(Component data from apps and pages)
.....

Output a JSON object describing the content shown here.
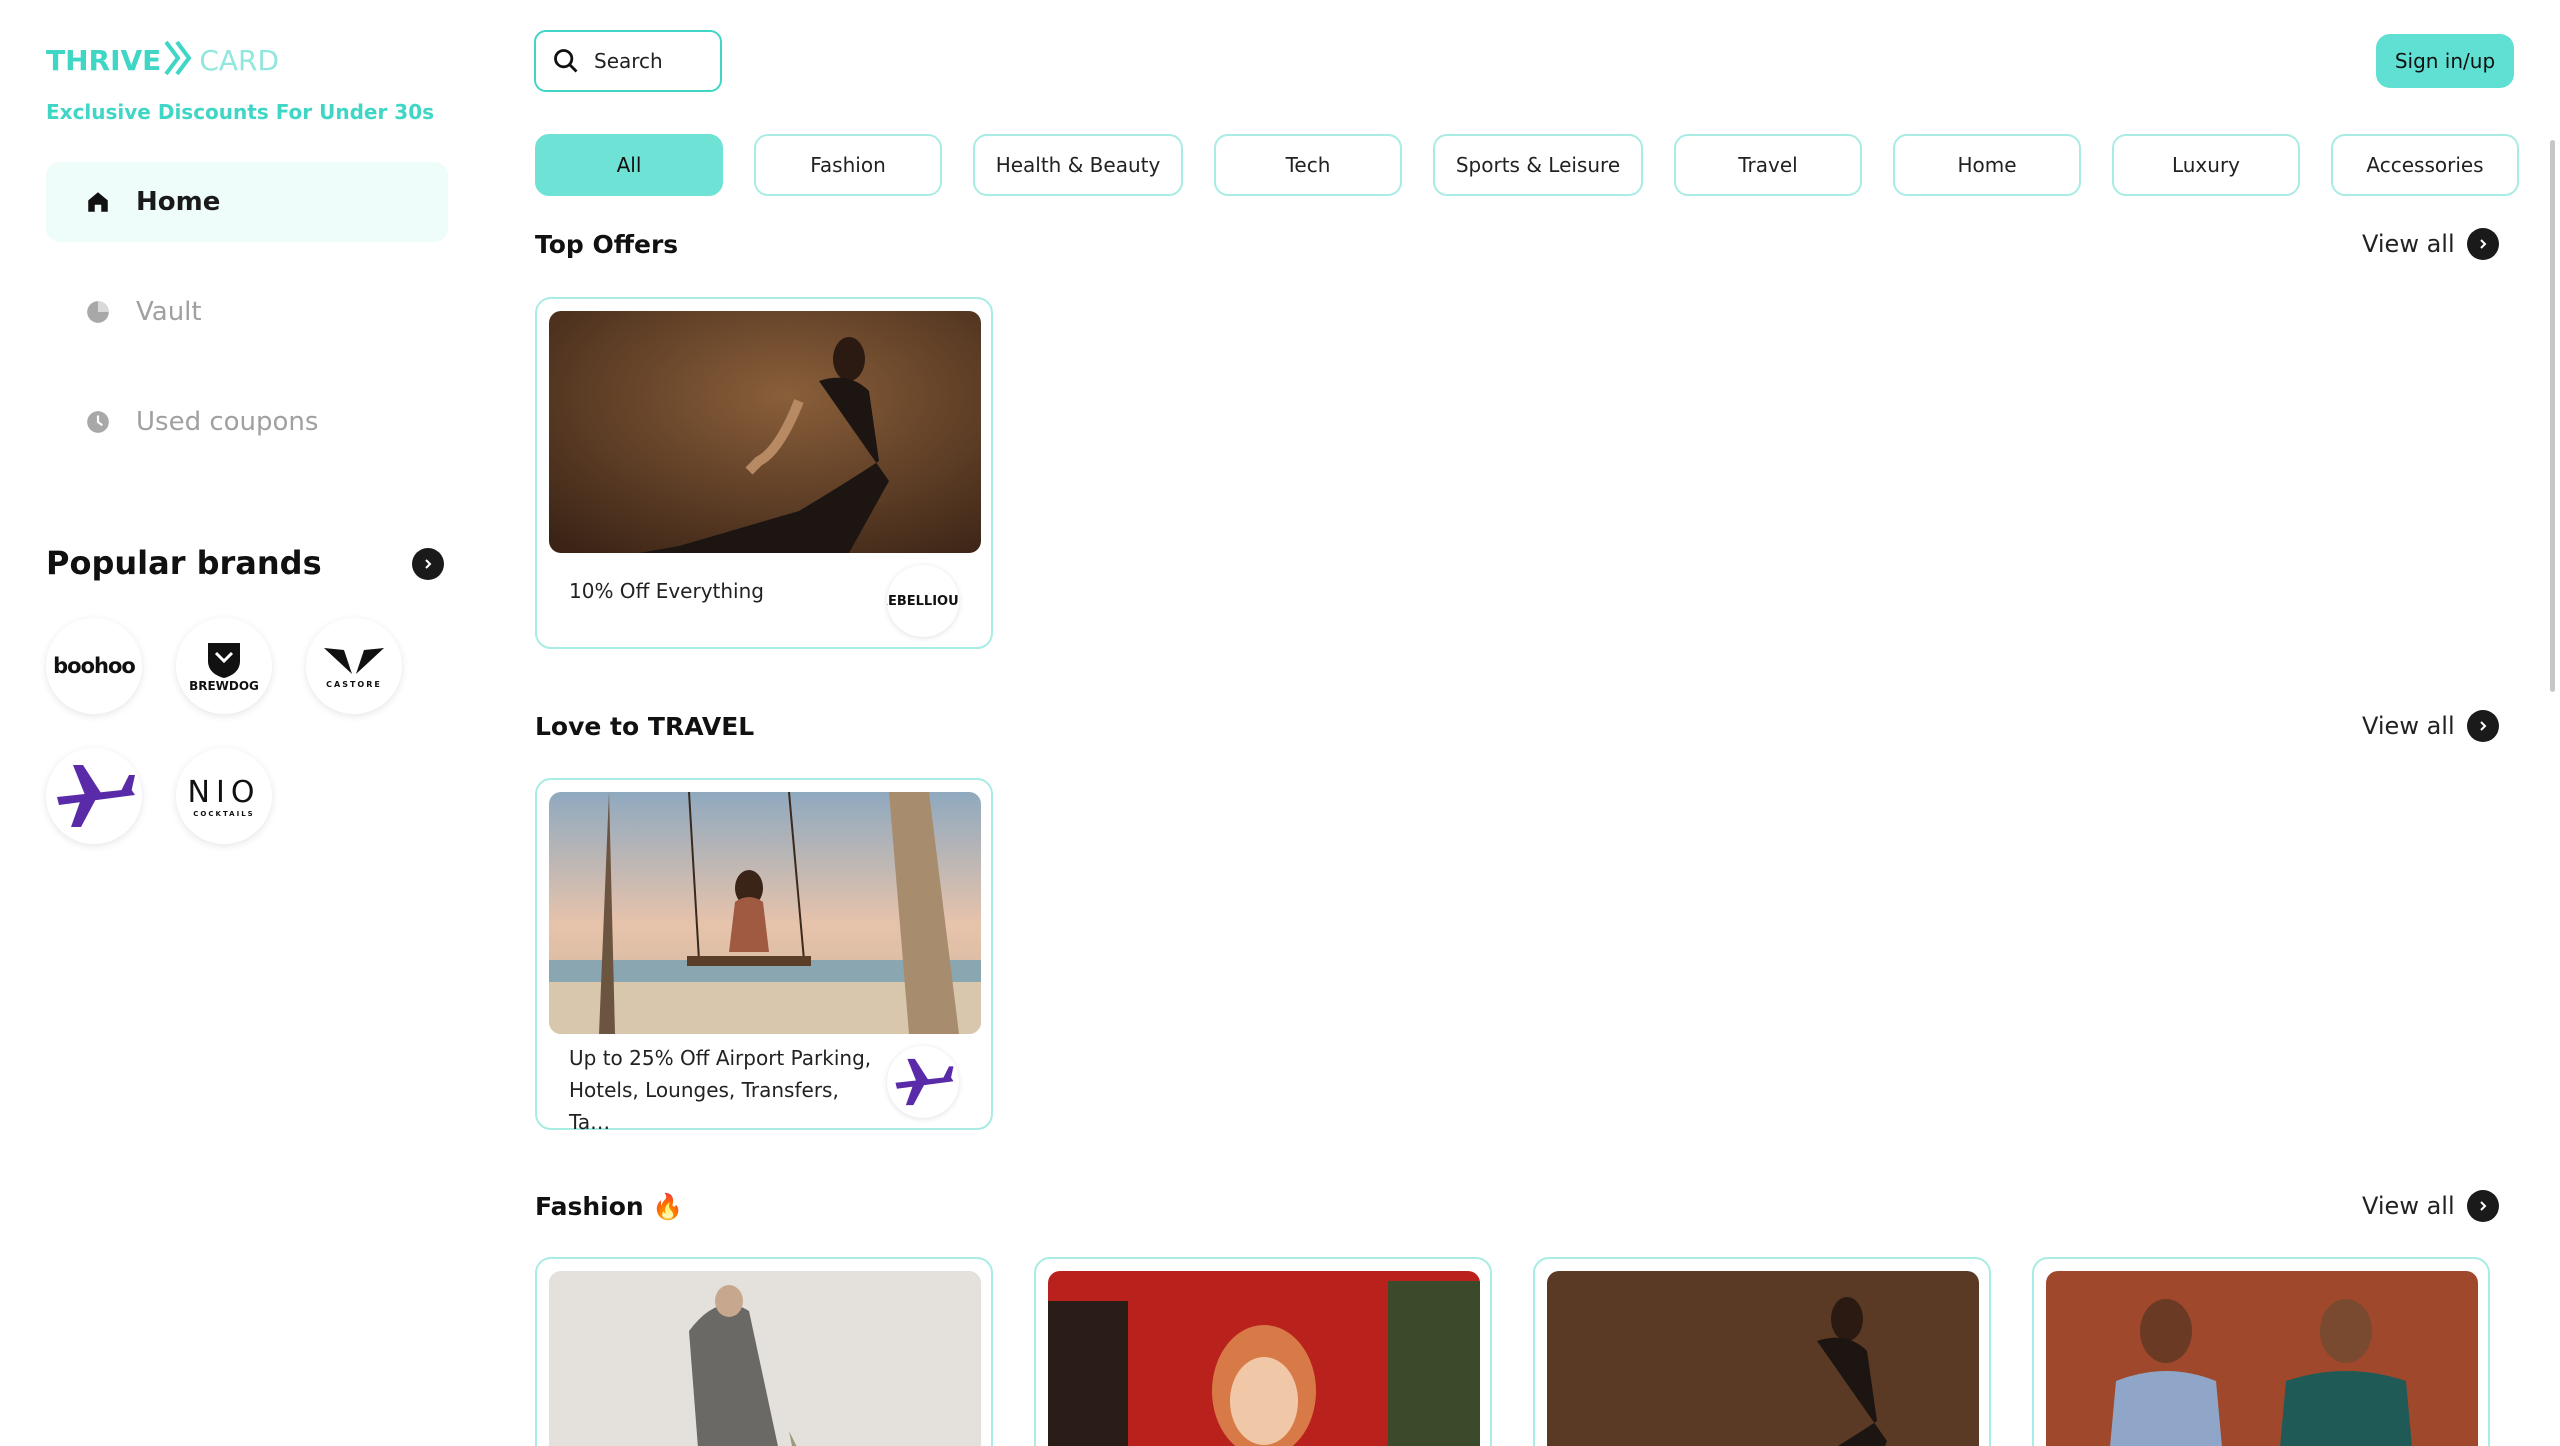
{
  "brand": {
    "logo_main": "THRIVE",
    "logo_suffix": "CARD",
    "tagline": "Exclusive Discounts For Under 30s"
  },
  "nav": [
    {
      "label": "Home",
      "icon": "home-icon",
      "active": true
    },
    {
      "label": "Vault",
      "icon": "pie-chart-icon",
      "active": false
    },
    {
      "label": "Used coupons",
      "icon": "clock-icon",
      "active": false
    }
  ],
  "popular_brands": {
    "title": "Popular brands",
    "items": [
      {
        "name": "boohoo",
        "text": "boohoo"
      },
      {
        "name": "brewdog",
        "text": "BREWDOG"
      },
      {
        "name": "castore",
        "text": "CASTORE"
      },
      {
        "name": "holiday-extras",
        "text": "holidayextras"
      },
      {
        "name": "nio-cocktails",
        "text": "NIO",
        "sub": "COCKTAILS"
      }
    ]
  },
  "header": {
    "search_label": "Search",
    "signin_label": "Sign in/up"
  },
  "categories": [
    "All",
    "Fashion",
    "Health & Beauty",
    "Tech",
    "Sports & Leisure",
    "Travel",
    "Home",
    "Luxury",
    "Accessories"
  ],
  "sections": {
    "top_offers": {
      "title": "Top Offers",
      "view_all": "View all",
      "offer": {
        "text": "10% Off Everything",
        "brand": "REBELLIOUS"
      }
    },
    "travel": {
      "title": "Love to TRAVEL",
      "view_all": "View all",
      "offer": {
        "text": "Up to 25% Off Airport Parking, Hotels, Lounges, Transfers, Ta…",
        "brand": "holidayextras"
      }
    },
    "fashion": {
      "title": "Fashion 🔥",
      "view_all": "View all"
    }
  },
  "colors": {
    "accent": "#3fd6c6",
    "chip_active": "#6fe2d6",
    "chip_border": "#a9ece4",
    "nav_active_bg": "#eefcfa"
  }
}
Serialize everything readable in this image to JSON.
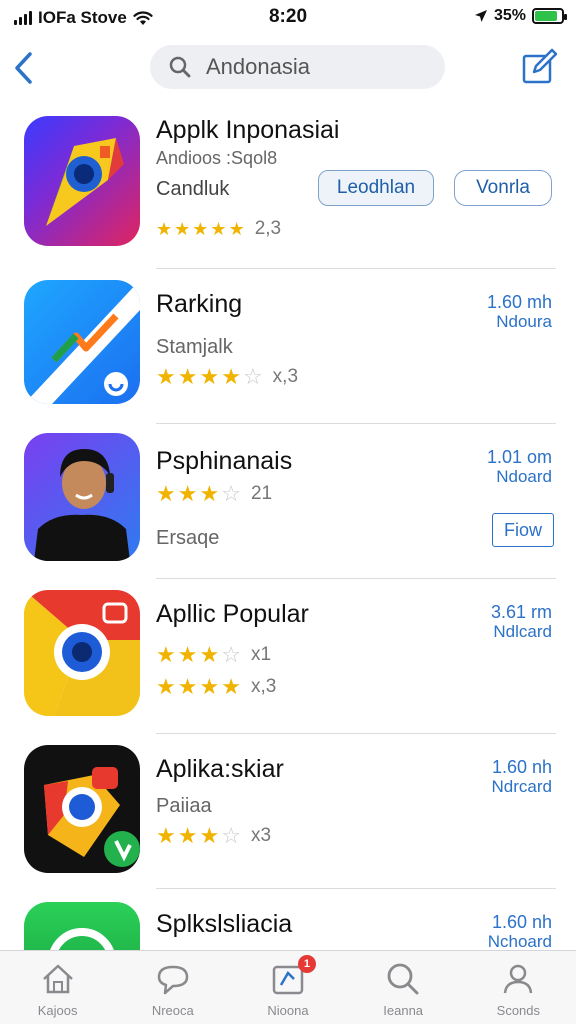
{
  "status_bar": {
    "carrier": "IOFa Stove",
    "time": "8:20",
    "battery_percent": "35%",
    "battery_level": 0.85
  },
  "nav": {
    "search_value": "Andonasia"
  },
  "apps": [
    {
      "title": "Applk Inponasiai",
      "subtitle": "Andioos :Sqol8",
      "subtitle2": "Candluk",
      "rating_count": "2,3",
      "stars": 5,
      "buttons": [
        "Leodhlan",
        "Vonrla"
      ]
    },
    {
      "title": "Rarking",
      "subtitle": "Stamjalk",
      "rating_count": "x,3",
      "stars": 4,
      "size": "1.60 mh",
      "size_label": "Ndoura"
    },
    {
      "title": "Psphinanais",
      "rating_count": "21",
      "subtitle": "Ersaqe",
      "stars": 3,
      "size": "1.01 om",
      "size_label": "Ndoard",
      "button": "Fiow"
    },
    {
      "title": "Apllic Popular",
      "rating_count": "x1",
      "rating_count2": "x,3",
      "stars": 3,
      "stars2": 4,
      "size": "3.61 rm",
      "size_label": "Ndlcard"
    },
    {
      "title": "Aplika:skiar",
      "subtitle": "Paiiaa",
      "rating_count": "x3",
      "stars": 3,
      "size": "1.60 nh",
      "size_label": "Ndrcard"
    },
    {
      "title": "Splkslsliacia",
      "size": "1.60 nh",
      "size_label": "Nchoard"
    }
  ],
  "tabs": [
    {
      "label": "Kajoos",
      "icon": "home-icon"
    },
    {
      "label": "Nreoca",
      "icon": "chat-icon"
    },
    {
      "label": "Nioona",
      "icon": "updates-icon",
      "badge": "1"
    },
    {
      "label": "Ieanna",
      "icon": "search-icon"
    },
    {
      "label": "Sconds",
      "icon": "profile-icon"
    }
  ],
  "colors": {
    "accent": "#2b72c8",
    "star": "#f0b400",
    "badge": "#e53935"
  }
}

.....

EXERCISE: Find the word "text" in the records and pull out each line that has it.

RESPONSE TO THE TASK:
        "text": "boohoo"
        "text": "BREWDOG"
        "text": "CASTORE"
        "text": "holidayextras"
        "text": "NIO",
        "text": "10% Off Everything",
        "text": "Up to 25% Off Airport Parking, Hotels, Lounges, Transfers, Ta…",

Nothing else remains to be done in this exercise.